Work instructions
Copy each line below holding "email".

Material for this task
-.-.-

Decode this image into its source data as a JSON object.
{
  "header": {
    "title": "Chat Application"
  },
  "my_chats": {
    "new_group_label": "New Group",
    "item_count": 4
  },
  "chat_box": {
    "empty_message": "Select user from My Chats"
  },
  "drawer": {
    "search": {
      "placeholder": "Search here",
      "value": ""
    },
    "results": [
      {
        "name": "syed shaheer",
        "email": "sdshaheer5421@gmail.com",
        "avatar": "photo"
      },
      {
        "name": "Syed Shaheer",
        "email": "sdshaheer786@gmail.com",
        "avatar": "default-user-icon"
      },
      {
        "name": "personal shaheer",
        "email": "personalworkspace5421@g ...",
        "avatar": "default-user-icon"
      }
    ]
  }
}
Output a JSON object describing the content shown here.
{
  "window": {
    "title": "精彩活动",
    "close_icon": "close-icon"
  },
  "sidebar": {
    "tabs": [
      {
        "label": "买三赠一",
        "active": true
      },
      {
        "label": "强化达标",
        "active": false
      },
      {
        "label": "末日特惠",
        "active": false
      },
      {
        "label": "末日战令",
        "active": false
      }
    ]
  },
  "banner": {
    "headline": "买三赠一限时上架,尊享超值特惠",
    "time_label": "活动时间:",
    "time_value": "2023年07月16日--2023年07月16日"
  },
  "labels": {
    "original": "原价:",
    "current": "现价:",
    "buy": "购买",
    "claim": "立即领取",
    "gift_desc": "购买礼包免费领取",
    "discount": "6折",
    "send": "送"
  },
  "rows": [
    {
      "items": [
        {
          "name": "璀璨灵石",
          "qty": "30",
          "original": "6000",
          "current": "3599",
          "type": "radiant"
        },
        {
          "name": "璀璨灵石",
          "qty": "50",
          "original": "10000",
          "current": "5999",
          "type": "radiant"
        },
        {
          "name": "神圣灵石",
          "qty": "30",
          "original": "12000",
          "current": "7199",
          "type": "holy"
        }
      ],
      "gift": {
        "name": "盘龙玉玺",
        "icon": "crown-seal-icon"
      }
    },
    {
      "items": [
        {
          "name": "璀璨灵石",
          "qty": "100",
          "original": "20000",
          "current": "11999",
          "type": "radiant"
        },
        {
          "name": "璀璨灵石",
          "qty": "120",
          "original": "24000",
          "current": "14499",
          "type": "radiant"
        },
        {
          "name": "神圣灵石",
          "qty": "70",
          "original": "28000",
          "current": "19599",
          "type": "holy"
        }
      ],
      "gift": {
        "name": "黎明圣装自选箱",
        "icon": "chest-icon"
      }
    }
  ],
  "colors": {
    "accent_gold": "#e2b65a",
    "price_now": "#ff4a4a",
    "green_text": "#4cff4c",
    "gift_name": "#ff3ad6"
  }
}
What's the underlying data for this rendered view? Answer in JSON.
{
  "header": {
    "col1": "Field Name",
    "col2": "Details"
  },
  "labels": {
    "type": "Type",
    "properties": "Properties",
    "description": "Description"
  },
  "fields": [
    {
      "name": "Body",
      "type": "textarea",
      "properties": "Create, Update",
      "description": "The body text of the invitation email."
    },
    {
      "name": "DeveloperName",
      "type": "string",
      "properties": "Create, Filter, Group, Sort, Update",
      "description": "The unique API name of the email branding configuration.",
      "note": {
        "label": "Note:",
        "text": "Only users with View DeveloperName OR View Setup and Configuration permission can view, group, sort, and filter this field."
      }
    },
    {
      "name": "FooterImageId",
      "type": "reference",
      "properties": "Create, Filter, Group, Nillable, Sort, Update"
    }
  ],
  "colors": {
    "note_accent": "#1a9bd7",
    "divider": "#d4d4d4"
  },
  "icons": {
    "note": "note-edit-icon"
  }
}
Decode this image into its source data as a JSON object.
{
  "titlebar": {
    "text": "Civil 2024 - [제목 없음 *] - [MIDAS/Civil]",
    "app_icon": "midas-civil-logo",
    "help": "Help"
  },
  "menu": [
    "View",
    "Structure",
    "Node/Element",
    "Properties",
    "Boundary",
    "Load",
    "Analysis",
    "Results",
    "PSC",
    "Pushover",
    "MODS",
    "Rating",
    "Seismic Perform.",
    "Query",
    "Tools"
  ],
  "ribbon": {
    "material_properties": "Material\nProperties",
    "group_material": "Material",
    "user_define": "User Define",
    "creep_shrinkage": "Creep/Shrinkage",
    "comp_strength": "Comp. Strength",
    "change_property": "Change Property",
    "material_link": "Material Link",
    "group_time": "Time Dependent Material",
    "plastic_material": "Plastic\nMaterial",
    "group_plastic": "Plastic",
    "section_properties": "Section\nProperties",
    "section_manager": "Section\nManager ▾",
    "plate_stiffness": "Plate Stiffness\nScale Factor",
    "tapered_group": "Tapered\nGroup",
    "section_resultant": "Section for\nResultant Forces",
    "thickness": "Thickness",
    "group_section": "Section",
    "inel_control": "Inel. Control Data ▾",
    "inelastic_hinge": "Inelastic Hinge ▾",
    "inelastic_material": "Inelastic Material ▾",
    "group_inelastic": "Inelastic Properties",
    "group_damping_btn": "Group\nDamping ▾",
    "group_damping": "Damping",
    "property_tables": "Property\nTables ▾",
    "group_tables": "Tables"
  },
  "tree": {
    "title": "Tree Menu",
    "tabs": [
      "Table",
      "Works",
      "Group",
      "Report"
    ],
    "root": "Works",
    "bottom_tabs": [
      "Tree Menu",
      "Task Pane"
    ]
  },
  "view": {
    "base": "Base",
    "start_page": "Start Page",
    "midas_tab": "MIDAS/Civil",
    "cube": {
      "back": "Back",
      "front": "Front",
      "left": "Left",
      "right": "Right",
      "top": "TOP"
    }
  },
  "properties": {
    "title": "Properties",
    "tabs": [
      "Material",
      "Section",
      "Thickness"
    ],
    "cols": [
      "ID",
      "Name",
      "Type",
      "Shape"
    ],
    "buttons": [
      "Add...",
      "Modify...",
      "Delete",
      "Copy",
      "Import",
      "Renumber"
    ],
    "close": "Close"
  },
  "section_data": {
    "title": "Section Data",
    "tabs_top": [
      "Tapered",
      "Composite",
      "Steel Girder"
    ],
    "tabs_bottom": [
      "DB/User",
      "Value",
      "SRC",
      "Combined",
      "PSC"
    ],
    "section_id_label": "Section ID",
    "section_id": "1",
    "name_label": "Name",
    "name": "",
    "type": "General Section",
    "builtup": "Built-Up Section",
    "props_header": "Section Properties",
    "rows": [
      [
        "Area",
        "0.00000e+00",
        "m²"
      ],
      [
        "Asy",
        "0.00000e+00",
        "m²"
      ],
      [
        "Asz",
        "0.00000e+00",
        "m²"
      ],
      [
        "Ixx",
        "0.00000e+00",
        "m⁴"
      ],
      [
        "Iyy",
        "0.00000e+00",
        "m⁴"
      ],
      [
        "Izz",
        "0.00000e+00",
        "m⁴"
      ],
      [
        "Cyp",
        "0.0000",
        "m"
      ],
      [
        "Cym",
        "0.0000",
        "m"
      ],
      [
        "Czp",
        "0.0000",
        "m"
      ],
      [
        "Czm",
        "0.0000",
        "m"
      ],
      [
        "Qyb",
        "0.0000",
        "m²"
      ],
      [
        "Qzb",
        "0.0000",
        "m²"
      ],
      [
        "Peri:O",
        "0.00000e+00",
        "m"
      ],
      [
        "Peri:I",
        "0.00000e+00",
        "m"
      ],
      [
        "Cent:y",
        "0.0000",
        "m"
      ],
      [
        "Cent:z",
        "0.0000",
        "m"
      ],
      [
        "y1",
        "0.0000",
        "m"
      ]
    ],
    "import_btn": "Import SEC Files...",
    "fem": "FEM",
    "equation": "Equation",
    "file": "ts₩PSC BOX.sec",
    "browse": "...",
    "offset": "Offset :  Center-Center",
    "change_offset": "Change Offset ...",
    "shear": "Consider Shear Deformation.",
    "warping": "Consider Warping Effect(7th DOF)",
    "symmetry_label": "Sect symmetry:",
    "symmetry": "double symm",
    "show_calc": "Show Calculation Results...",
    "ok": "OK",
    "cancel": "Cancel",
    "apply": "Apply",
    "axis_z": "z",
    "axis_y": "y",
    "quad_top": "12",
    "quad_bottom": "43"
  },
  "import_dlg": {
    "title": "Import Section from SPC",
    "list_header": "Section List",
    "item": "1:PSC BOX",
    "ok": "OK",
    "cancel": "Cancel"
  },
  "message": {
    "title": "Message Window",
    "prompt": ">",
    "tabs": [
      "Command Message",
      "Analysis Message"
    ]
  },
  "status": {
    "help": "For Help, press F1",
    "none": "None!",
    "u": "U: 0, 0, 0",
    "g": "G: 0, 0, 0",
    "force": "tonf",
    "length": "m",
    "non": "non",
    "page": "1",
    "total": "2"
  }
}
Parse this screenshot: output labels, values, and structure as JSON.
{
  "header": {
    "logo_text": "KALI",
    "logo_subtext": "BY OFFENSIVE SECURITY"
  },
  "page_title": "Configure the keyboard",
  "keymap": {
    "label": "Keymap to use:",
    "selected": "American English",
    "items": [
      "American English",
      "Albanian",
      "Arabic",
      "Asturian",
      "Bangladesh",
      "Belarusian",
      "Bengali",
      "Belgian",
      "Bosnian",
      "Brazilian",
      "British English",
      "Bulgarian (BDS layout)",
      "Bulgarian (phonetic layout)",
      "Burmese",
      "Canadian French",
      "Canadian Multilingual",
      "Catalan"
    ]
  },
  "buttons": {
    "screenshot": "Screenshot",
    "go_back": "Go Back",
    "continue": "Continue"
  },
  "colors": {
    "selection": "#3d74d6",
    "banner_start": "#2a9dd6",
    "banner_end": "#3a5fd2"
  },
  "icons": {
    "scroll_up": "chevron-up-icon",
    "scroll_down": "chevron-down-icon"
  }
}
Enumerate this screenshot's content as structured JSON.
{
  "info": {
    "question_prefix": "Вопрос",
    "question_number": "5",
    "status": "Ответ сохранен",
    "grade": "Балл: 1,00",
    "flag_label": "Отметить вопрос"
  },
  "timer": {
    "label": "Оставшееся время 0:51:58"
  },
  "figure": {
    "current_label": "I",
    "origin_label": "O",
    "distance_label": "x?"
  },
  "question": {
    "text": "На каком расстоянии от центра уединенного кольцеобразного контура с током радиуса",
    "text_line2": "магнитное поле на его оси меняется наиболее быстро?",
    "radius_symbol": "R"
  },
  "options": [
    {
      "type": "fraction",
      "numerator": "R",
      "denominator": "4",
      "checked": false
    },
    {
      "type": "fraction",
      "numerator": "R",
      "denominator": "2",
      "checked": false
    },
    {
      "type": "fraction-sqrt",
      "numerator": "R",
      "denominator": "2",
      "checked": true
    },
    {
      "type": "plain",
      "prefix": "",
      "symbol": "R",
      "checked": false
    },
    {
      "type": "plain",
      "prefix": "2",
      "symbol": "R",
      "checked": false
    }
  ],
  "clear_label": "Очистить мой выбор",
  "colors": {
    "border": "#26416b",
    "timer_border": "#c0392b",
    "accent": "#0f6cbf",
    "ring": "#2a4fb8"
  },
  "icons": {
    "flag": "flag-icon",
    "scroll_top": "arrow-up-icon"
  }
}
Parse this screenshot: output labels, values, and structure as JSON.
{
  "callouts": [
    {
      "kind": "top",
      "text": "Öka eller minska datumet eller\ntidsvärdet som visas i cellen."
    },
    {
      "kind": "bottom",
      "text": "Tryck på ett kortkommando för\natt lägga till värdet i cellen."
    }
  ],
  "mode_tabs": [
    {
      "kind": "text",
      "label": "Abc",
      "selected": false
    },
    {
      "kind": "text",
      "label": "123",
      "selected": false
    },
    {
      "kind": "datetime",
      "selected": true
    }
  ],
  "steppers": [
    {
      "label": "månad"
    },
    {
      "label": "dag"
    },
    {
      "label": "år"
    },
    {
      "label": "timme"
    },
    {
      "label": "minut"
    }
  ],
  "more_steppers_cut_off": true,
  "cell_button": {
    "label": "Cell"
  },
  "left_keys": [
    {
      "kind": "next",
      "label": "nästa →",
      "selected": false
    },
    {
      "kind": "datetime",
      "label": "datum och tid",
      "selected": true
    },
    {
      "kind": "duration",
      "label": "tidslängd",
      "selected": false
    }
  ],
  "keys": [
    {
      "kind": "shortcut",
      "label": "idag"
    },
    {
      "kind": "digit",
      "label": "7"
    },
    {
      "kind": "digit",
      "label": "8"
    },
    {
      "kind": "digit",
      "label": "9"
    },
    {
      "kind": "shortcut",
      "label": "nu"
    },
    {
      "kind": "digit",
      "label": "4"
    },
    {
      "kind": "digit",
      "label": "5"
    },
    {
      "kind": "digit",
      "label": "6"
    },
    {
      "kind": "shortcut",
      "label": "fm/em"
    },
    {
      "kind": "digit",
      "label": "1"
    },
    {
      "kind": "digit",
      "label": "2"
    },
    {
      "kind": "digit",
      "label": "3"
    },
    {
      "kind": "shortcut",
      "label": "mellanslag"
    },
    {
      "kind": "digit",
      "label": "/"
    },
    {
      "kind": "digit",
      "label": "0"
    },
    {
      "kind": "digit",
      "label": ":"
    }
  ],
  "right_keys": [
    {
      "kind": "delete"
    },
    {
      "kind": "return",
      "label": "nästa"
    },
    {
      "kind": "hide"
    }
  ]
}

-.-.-

Answer to the exercise
        "email": "sdshaheer5421@gmail.com",
        "email": "sdshaheer786@gmail.com",
        "email": "personalworkspace5421@g ...",
      "description": "The body text of the invitation email."
      "description": "The unique API name of the email branding configuration.",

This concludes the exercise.